Glaze is very effective for decorating or highlighting grain, especially in large-pored woods such as oak, ash and elm (as shown in the two accompanying pictures).
The term “glaze” refers to a specific product, which is essentially a thickened stain. In addition to a pigment colorant glaze contains a binder (oil, varnish or water-based finish) to bind the colorant to the wood, and thickeners to prevent the glaze from running on vertical surfaces. On flat, horizontal surfaces you could use a pigment stain instead of a glaze.

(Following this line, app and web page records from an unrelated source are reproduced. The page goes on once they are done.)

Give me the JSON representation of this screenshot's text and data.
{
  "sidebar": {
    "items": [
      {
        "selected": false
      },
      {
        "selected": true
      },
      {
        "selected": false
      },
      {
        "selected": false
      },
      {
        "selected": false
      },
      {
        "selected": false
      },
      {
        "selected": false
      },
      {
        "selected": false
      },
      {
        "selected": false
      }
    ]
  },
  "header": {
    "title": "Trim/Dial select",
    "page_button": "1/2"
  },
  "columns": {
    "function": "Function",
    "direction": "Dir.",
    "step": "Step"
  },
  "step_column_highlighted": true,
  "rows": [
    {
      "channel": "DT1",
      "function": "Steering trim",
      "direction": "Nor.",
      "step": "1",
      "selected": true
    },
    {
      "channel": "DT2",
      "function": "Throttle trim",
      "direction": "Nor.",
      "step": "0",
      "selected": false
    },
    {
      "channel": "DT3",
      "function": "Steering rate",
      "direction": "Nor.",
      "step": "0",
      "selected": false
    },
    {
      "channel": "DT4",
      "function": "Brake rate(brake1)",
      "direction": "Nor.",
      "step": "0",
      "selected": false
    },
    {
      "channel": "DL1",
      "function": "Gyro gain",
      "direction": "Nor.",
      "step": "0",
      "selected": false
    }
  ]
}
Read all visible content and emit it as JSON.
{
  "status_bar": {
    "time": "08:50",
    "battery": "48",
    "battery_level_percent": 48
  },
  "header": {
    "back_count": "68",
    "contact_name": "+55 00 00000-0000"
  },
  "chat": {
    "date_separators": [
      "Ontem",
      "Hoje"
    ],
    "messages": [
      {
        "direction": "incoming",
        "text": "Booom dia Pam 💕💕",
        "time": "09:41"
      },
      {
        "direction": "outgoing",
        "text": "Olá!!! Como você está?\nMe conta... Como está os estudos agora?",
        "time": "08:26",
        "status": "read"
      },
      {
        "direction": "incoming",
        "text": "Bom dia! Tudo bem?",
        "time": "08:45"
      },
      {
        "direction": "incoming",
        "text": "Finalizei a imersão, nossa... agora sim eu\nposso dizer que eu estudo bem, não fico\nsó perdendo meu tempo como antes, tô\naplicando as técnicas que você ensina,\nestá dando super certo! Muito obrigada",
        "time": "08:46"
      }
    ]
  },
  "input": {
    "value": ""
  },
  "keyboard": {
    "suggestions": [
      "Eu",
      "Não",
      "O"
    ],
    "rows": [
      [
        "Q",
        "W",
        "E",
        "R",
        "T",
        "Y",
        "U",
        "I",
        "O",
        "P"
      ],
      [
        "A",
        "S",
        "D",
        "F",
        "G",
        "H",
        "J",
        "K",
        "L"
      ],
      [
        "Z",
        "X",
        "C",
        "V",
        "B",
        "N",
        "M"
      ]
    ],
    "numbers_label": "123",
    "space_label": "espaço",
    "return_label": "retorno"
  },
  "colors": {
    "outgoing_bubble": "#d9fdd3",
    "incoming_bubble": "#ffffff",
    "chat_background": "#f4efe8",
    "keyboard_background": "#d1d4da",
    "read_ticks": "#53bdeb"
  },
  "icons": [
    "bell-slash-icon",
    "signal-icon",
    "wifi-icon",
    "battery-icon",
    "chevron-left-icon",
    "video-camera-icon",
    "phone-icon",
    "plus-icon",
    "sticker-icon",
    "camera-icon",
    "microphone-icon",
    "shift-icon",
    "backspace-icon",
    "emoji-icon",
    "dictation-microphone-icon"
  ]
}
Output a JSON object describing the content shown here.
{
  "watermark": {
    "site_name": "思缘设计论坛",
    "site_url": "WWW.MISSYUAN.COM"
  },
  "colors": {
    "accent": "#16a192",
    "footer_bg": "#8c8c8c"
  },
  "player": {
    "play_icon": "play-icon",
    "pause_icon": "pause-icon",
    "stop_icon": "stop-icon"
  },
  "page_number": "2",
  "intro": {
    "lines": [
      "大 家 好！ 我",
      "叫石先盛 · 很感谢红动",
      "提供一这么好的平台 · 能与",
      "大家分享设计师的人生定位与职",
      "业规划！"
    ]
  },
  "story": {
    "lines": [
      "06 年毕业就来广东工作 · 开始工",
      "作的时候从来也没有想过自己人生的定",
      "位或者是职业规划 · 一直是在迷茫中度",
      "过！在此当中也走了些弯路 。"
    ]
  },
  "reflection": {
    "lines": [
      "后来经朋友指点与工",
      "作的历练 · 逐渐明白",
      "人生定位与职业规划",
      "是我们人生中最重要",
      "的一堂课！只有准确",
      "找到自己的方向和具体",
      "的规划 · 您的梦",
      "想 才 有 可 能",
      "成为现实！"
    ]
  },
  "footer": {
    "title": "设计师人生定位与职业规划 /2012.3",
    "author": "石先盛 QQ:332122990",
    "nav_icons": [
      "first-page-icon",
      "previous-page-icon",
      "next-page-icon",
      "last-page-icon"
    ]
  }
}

Glaze, or stain used as a glaze, is always applied over a sealed surface so it doesn’t color the wood. The glaze is also always coated over by at least one coat of finish to keep it from being rubbed off and to bring out its true color. In other words, the glaze is sandwiched between coats of finish.
In the two examples pictured, the wood has been stained, then sealed with the first coat of finish, then glazed with all the excess not lodged in the pores wiped off, then topcoated.
You can also apply glaze over unstained wood, of course, to highlight the grain.